The distinction, if any, between escheated funds and unclaimed funds is a distinction without a difference, you might say. That is, if you have anything to say about it at all.
But a recent Florida appellate opinion held that “the distinction is the difference under the facts of this case.” Choice Plus, LLC v. Dep’t of Fin. Services, Bureau of Unclaimed Prop., 43 Fla. L. Weekly D791 (Fla. 1st DCA Apr. 17, 2018).
Do tell, Florida.
Decedent’s Estate Escheats to Florida
Mrs. Inez Eleanor Rigley died intestate in St. Petersburg, Fla. in 2005. In 2007, the probate court ordered that with no known beneficiaries, the assets of Inez’s estate shall escheat to the State of Florida. Under Section 732.107, Florida Statutes, the probate court ordered that Inez’s real property was to be sold and the proceeds were to be paid to the Chief Financial Officer for deposit into the State School Fund.
The statute goes on. It says that within 10 years, any person claiming to be entitled to the assets may reopen the estate administration to assert entitlement to the assets. If no claim is timely asserted, however, the state’s rights to the assets is absolute.
In 2013, an investigative agency named Choice Plus received two orders from the probate court. The first order found that 10 claimants, all of whom were in Sweden, were Inez’s rightful beneficiaries. Choice Plus had provided genealogical support for their status as beneficiaries. The second order required the State of Florida to release the funds in the claimants’ favor.
You’d think that 10 Swedish beneficiaries is the most interesting part of the story, but the reaction of the Florida Department of Finance is what really drives the case. The DOF spent the next two years litigating with Choice Plus over its rights to the estate—which had less than $100,000 in total assets.

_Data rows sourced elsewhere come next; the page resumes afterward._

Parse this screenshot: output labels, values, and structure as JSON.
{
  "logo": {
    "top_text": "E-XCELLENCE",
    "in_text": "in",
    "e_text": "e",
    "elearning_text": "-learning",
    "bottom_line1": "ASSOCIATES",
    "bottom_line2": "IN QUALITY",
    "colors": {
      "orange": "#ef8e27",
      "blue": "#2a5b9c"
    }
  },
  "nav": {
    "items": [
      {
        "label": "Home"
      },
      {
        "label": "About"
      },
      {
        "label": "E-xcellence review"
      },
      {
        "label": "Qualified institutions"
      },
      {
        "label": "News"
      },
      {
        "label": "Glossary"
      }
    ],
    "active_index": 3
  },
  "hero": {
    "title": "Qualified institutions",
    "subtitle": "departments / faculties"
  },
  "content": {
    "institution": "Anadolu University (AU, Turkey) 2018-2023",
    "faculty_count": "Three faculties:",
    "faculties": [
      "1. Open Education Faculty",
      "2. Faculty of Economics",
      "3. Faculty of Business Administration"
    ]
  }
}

The DOF fought Choice Plus over its right to the assets and put the matter through the DOF’s own legal system, despite the probate court’s outstanding order that the DOF release the funds.
Escheated Funds Released to Beneficiaries
Eventually, the case ended up in the appellate court, and that’s when the probate court’s order was finally upheld and the DOF’s final order was reversed. The DOF had argued that because Section 732.107 and escheated funds were discussed within the ambit of Chapter 717, the procedure for having those escheated funds released is the same as for any other funds discussed in Chapter 717. But the Florida appellate court said the DOF was wrong. “Putting oranges and apples into one large bowl does not make them all oranges.”
Chapter 717 gives the DOF “a panoply of tools,” said the appellate court, to determine the merits of a claim of ownership to unclaimed funds that come to the DOF through various means. It doesn’t make sense, though, to apply the panoply of tools to escheated funds because if potential beneficiaries come forward, those potential beneficiaries must first go to the probate court to determine their rights.
In other words, the DOF has to adhere to the decision of the probate court when it comes to escheated funds, and it doesn’t make any sort of independent determination of entitlement. The bottom line, said the appellate court, is that if the DOF believed that Choice Plus failed to prove that the 10 claimants were indeed Inez’s beneficiaries, then the DOF should have intervened in the probate court proceedings, which it didn’t.
That’s good news for Florida probate lawyers. Fight your fight in probate court, not the state agency that’s tightly holding onto your client’s property.